“Fix everything, change nothing.” For architect Marianne McKenna and those working on bringing Massey Hall into the 21st century, this sentiment reflects the balance of improving the facility and respecting its heritage elements and the memories accompanying them. The end result, she hopes, is a multipurpose facility whose feel is authentic rather than artifice.
While elements such as the plaster ceiling and Moorish- style arches will be restored, the character and patina the hall developed over the past 125 years will remain intact. “We should be wary not to clean it up too much,” McKenna notes.
“It will be a sensitive, strategic revitalization of the hall,” McKenna says. “We’re upgrading for the long term in terms of its technical upgrades, opening the stained glass windows, repairing and reinstating lighting where it should be rather than where it went expeditiously, and making it functional for the next generation.”
A recipient of the Order of Canada and a founding partner of KPMB, McKenna’s work in Toronto’s performance sector includes two venues at the Royal Conservatory of Music, Ettore Mazzoleni Hall and Koerner Hall. She found many comparable qualities between Koerner and Massey, from seat spacing to the reciprocal enjoyment of audience and performers. McKenna discovered that “many things we were able to achieve at Koerner Hall actually already exist atMassey Hall.” Though Massey has earned a reputation as a great performance space, McKenna has worked along with world-class acousticians and sound engineering consultants, to find areas to improve upon the acoustical experience for those on stage while maintaining the exceptional aural experience that patrons have come to expect in the auditorium.
Patrons should be impressed by the new look at the entrance, including a more accessible box office area and the restoration of the original front signage. External walkways wrapped around the second and third levels will connect patrons to the new south tower, where elevators and additional bars and bathrooms will improve the overall Massey Hall experience. Aesthetically, those walkways will act, McKenna says, as “arms that reach out and hold the original heritage building.” As she told the Globe and Mail recently, “The movement through a building is as important as the spaces within them.”
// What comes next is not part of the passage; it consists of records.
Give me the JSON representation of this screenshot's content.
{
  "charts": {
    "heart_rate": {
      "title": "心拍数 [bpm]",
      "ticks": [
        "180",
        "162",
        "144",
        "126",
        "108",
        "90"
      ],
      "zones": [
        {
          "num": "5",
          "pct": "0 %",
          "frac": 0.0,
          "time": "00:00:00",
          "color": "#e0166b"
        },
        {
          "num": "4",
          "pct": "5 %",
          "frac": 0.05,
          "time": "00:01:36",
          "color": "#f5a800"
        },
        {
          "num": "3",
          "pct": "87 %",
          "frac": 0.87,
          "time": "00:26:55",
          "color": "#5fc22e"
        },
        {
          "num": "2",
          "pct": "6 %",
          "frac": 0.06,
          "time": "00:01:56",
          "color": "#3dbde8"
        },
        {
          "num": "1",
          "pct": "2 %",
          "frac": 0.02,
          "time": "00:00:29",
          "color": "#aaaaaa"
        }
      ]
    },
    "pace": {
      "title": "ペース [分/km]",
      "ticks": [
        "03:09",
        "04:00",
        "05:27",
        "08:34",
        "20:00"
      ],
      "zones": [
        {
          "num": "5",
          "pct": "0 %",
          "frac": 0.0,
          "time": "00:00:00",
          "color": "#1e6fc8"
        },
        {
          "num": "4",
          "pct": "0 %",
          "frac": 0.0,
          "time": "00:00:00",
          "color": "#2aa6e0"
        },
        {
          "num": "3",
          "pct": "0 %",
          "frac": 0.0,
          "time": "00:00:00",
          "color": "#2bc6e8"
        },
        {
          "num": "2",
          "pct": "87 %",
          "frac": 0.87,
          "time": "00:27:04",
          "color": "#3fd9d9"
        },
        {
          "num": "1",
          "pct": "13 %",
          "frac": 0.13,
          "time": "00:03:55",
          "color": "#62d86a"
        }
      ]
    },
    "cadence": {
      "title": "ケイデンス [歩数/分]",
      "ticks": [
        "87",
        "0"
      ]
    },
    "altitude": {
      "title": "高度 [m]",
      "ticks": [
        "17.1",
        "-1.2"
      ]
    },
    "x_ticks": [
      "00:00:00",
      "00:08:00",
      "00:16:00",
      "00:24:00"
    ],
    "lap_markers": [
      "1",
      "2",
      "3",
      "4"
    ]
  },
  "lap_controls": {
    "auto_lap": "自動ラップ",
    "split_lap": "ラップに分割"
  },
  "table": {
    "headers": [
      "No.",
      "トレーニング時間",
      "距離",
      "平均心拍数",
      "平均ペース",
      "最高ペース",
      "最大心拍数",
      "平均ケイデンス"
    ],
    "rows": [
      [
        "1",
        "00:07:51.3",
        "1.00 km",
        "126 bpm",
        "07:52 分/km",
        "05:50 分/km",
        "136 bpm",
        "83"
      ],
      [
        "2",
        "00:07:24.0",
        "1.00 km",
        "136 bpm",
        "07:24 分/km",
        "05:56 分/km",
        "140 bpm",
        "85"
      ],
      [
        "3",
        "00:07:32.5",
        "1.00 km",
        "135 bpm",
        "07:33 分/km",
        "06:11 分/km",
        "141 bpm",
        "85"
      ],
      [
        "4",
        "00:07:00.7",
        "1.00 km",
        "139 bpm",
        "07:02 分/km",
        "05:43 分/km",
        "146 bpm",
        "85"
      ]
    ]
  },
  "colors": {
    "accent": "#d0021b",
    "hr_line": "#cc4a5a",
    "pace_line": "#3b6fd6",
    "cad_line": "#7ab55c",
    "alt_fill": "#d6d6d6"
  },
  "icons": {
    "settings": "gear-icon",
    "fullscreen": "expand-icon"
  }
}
McKenna thinks the revitalization project will bring a new buzz to the site. “Massey Hall presents itself very honestly,” she observes. “What we get to do by adding the new building is make that room work for the 21st century.” She hopes that with more options to hold events like lectures and public meetings, the revisions will restore its past role as “a town hall in the middle of downtown.”